» **Work request**
Answer with a number only, giving how many lines in the data below include "name".

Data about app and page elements
----

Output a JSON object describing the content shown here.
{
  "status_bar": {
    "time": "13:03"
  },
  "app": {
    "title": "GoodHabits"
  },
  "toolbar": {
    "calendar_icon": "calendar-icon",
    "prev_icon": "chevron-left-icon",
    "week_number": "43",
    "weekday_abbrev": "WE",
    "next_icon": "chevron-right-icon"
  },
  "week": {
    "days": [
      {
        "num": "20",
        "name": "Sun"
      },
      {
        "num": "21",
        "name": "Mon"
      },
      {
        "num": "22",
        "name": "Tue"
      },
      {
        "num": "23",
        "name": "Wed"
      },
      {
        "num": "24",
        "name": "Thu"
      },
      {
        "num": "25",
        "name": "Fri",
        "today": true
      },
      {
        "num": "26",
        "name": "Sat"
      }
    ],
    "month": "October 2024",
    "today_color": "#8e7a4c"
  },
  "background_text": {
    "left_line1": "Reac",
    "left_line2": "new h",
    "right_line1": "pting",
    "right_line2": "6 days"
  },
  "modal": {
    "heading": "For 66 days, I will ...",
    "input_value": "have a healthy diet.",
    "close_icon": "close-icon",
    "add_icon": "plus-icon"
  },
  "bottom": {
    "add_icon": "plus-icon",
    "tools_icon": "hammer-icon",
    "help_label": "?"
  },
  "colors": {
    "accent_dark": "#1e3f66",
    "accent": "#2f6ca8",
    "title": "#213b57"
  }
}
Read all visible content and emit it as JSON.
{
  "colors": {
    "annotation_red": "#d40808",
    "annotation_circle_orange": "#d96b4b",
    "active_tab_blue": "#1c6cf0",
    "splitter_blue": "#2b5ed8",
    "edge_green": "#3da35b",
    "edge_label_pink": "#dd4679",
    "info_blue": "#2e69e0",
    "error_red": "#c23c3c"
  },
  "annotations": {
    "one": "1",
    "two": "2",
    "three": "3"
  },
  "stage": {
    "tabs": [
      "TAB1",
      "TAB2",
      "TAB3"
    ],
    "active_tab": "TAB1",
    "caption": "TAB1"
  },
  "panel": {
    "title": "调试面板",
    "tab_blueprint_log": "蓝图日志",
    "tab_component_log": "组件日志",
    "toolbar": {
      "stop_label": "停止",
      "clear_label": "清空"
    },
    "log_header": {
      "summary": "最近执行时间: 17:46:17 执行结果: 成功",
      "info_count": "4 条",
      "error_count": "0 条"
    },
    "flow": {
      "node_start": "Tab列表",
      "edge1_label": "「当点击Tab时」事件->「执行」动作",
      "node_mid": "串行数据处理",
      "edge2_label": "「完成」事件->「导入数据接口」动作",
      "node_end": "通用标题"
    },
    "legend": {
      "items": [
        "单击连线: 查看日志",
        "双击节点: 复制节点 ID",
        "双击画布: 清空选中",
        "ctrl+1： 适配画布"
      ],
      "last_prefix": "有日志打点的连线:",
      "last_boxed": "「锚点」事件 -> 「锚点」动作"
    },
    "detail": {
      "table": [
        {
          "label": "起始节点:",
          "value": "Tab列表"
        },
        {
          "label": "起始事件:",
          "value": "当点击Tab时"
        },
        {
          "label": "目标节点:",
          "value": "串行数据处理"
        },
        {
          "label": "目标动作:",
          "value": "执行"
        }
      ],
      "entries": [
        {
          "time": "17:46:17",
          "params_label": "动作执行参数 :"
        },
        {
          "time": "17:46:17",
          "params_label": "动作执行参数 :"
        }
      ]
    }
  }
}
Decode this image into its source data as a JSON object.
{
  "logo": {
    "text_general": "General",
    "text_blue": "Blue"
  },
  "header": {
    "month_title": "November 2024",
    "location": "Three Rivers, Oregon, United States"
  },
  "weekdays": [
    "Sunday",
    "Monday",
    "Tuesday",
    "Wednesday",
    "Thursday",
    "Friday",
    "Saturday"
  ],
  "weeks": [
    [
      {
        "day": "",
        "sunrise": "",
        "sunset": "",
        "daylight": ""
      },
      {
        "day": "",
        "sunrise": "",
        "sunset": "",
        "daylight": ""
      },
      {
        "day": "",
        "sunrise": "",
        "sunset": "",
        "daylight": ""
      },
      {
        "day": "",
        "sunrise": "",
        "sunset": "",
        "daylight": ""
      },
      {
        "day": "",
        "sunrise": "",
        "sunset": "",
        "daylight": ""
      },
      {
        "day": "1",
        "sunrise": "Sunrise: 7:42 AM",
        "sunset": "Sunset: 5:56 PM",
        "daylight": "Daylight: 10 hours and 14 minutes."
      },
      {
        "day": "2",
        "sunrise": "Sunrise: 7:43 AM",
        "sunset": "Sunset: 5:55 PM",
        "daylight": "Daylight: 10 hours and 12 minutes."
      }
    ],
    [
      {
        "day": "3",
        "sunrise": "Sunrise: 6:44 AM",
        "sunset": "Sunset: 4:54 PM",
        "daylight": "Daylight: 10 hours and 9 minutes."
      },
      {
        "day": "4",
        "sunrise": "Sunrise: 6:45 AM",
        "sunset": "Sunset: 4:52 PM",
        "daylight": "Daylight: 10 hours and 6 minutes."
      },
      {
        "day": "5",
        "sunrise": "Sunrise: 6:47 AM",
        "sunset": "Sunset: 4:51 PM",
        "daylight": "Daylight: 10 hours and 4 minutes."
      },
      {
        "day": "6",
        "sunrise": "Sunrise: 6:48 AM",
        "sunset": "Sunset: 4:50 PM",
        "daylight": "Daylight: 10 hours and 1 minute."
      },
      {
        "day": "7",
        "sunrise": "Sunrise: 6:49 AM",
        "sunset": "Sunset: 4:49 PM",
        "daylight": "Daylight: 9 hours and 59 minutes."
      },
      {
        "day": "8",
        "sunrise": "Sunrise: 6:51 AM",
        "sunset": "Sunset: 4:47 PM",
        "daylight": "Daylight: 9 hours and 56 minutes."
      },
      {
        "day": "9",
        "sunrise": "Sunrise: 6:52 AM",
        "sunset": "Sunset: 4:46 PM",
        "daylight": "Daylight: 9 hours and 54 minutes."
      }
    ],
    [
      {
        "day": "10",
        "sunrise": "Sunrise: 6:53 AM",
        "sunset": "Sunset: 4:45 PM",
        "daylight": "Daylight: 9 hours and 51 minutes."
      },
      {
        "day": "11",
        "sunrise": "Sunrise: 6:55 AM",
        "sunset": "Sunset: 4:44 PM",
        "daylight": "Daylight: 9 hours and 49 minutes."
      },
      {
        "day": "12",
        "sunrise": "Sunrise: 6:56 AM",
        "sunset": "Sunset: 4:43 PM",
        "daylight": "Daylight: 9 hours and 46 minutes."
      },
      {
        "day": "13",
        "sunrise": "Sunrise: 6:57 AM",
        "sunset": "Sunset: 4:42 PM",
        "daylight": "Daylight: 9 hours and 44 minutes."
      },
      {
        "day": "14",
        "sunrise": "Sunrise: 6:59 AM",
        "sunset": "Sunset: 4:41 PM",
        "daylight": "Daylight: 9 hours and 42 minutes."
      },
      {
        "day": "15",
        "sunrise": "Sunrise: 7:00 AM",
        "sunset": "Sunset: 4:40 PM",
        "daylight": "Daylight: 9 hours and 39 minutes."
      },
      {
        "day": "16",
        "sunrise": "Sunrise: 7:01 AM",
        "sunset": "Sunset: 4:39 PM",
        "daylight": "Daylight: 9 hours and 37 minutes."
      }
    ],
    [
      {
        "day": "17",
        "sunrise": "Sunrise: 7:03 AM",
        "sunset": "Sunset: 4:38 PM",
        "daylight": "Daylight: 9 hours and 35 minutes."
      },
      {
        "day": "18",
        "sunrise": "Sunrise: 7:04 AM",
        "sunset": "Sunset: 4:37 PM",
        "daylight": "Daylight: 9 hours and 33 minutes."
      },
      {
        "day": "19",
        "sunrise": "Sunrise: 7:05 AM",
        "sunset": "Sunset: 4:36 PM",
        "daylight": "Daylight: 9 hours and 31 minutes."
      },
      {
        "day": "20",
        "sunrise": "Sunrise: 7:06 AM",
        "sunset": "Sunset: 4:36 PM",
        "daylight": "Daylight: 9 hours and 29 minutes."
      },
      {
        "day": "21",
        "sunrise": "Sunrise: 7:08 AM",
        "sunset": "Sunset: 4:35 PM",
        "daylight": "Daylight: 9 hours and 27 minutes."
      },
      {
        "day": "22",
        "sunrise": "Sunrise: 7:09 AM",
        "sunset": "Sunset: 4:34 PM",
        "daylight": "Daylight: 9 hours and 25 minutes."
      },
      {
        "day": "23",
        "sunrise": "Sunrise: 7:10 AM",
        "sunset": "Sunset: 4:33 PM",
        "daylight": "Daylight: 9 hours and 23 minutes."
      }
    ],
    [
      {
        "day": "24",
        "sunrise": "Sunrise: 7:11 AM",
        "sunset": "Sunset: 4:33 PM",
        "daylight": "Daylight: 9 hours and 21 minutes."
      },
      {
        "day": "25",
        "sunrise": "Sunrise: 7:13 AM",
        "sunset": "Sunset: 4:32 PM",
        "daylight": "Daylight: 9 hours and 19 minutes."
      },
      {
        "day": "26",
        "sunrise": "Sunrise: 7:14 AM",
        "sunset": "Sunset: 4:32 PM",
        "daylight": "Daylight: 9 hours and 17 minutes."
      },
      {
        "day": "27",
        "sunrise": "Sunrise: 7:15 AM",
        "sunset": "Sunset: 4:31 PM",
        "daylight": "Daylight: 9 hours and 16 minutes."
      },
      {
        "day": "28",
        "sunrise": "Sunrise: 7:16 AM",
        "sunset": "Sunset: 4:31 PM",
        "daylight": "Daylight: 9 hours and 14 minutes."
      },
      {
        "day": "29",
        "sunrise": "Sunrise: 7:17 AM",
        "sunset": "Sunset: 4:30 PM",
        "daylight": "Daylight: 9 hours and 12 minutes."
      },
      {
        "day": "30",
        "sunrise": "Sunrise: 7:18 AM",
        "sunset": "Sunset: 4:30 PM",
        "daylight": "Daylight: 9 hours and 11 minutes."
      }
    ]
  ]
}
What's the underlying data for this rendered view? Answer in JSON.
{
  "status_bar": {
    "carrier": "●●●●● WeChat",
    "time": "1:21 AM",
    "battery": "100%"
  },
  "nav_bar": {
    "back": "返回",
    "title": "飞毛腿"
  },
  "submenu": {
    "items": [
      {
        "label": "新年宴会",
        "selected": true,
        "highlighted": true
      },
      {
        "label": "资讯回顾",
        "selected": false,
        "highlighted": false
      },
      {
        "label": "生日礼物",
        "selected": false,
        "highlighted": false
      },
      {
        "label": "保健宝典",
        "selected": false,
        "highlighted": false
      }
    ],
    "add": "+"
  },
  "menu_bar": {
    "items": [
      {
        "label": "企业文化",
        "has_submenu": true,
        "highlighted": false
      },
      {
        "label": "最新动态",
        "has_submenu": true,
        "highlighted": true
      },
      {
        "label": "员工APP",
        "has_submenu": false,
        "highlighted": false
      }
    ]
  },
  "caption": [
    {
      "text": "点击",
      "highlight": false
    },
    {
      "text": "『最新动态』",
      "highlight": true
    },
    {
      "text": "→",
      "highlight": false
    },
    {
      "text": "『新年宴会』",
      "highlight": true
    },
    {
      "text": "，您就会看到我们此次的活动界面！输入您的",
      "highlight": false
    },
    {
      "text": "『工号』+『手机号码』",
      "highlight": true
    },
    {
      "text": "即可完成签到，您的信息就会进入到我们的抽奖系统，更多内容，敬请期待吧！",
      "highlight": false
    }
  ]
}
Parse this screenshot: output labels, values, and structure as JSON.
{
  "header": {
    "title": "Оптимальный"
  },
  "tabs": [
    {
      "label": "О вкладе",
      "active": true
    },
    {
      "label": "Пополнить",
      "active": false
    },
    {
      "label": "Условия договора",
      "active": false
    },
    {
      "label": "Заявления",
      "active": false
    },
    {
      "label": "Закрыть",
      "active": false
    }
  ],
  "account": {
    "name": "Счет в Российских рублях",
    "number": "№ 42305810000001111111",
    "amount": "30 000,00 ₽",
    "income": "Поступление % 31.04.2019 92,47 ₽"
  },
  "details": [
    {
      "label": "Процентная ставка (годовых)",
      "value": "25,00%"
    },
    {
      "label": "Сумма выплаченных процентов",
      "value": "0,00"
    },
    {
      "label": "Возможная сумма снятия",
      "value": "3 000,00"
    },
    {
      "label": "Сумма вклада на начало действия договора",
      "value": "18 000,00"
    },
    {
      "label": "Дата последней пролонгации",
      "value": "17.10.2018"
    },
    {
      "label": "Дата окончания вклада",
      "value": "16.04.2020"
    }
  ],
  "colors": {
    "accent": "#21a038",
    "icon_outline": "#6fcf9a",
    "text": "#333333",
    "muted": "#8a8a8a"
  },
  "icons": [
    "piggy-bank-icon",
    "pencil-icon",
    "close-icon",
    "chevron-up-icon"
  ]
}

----

» **Expected answer**
8